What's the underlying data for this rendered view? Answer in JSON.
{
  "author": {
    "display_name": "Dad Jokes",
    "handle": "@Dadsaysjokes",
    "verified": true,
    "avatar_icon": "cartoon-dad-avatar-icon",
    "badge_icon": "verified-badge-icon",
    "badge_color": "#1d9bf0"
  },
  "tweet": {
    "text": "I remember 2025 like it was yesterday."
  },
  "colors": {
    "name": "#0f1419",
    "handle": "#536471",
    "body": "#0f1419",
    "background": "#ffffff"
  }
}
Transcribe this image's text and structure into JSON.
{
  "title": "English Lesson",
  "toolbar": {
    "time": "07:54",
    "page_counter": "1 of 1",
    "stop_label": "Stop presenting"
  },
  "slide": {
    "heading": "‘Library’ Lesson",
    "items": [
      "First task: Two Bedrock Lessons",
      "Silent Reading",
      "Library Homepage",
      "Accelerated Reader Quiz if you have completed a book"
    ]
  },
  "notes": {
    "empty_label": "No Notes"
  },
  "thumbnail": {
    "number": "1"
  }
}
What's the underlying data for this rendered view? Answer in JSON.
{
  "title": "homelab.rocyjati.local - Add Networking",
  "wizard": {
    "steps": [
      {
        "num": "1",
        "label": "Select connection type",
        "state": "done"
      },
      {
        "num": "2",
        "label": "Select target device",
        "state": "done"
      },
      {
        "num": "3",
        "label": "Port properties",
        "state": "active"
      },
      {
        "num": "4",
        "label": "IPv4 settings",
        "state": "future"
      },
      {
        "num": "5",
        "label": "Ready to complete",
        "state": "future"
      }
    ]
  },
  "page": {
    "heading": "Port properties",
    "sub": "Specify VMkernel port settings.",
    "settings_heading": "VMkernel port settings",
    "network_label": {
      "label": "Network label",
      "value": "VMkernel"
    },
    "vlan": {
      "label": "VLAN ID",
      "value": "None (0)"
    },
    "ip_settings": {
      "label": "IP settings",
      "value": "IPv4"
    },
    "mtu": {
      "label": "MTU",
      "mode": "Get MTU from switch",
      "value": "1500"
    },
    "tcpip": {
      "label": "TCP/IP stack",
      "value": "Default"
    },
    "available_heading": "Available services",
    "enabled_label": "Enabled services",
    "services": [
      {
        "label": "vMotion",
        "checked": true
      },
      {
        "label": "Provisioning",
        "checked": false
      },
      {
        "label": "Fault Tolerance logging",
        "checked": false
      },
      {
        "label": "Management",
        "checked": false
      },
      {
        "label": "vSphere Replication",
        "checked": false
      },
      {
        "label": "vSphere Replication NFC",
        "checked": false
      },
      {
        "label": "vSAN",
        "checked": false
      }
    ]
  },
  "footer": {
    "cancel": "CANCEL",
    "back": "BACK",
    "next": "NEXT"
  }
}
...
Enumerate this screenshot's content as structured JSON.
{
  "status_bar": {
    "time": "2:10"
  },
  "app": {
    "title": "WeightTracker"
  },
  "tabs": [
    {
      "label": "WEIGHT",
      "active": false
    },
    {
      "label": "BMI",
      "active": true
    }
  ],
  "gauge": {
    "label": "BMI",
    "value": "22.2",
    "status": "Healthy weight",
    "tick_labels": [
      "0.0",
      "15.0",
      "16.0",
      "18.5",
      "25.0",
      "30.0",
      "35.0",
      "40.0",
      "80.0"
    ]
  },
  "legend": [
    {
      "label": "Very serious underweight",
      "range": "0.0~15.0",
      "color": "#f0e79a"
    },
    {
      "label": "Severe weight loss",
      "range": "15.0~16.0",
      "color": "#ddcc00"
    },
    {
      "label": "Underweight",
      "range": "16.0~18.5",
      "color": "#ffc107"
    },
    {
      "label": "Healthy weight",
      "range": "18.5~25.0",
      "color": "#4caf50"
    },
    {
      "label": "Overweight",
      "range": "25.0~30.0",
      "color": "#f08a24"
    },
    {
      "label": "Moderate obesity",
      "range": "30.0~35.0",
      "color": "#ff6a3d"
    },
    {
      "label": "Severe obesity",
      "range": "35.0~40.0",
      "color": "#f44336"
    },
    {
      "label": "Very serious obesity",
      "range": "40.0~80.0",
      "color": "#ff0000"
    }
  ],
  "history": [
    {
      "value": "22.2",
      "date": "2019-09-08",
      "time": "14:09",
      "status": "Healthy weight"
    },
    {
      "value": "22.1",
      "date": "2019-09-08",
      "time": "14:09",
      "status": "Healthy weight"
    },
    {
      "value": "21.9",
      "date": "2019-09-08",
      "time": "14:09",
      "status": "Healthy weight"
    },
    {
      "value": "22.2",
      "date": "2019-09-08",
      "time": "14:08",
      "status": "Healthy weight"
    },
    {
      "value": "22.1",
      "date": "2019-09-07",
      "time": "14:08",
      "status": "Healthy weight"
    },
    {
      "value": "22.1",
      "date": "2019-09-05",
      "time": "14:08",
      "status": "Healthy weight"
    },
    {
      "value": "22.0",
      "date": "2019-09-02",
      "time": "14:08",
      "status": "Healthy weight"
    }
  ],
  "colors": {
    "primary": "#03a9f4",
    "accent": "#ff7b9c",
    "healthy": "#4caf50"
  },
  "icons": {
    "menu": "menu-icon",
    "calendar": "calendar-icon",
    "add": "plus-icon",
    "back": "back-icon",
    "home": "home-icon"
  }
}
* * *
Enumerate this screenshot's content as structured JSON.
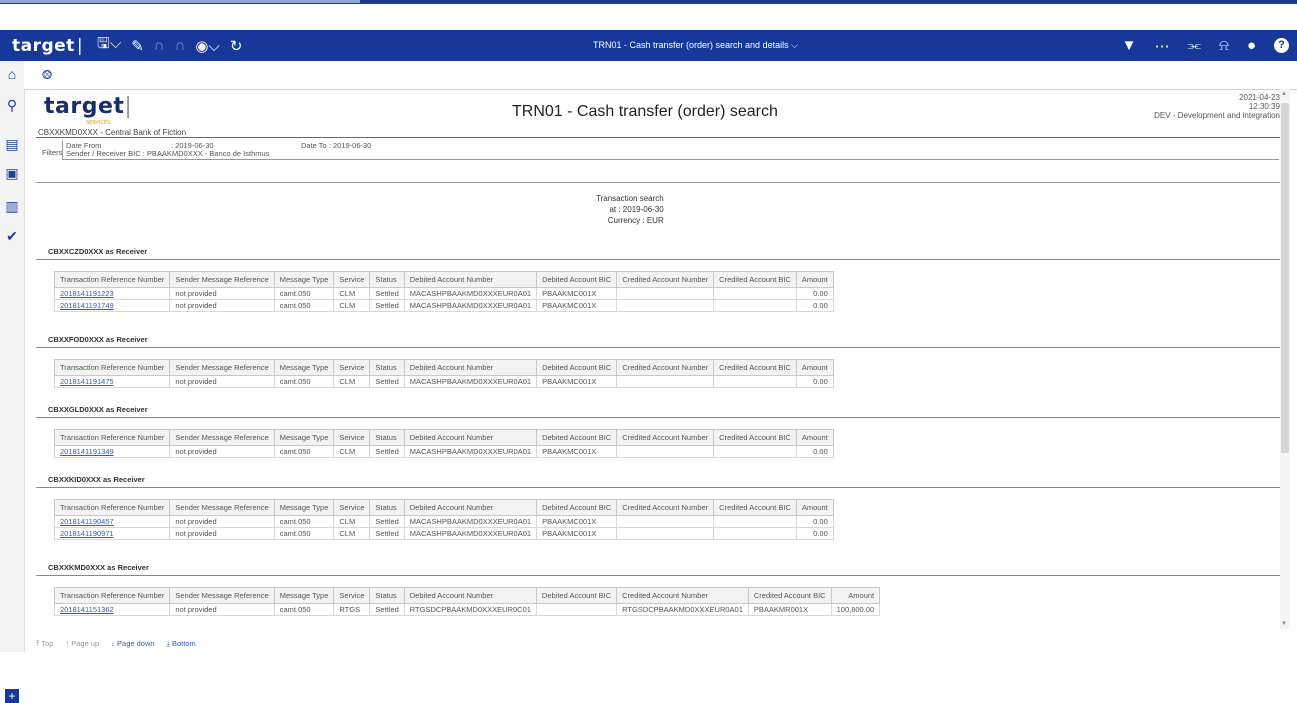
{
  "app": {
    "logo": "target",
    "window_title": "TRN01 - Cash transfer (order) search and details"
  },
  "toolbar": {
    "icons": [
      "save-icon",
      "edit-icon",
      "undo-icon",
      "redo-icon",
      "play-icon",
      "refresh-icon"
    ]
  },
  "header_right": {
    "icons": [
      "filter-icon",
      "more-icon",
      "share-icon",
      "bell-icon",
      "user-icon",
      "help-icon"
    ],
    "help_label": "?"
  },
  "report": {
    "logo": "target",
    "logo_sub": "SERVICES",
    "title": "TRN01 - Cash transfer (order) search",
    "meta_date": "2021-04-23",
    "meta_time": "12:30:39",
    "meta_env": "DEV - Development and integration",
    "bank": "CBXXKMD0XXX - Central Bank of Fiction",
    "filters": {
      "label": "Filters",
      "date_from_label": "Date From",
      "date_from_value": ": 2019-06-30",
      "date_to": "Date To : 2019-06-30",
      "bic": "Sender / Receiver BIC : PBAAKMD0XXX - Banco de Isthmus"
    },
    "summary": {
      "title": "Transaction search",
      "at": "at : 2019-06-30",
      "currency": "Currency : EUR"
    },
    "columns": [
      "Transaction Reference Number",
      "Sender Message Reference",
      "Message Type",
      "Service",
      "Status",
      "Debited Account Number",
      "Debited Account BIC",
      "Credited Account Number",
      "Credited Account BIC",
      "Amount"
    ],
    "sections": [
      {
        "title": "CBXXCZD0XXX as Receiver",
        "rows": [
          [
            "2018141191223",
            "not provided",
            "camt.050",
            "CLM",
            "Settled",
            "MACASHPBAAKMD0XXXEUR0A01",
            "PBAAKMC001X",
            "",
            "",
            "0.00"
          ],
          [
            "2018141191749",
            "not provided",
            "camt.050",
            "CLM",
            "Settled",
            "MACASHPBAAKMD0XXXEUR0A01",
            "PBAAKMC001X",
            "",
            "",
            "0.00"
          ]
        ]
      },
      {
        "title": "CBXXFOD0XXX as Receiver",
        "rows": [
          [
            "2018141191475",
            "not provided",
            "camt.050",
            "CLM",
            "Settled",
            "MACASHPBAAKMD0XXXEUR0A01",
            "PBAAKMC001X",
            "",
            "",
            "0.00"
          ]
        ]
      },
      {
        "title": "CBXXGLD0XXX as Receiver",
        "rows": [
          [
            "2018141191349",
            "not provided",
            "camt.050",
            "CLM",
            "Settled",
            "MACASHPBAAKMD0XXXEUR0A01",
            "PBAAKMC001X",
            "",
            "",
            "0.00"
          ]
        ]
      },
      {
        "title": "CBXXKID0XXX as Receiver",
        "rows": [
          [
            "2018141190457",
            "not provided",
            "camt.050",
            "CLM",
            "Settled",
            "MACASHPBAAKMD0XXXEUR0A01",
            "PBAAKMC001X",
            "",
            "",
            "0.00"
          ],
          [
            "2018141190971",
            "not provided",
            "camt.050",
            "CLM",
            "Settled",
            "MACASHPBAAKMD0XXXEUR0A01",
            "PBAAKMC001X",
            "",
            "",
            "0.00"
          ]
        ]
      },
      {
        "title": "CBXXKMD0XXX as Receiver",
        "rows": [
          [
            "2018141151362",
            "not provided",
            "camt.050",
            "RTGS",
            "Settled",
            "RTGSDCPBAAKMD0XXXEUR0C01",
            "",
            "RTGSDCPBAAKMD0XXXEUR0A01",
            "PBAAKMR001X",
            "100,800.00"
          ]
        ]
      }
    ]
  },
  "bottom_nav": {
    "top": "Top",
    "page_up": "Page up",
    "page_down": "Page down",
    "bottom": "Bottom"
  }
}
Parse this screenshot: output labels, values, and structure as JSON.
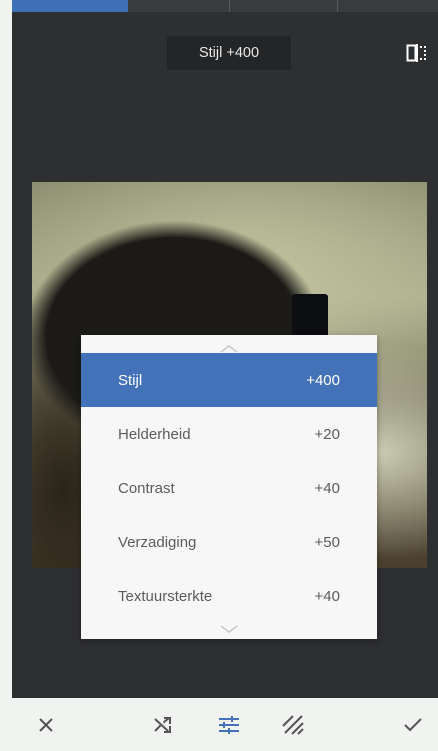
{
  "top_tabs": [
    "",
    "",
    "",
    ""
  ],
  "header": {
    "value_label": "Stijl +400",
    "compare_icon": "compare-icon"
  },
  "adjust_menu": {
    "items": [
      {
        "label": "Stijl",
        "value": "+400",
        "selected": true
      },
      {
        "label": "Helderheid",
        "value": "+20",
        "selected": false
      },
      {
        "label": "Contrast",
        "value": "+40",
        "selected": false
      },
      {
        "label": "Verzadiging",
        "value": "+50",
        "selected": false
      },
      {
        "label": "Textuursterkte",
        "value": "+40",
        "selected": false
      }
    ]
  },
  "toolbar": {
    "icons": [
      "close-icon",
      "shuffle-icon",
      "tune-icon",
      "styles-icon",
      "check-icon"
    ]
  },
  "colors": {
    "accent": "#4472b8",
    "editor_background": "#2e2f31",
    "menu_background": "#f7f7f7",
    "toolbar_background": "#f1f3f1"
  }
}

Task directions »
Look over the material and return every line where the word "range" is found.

Answer box »
      "range": "0.0~15.0",
      "range": "15.0~16.0",
      "range": "16.0~18.5",
      "range": "18.5~25.0",
      "range": "25.0~30.0",
      "range": "30.0~35.0",
      "range": "35.0~40.0",
      "range": "40.0~80.0",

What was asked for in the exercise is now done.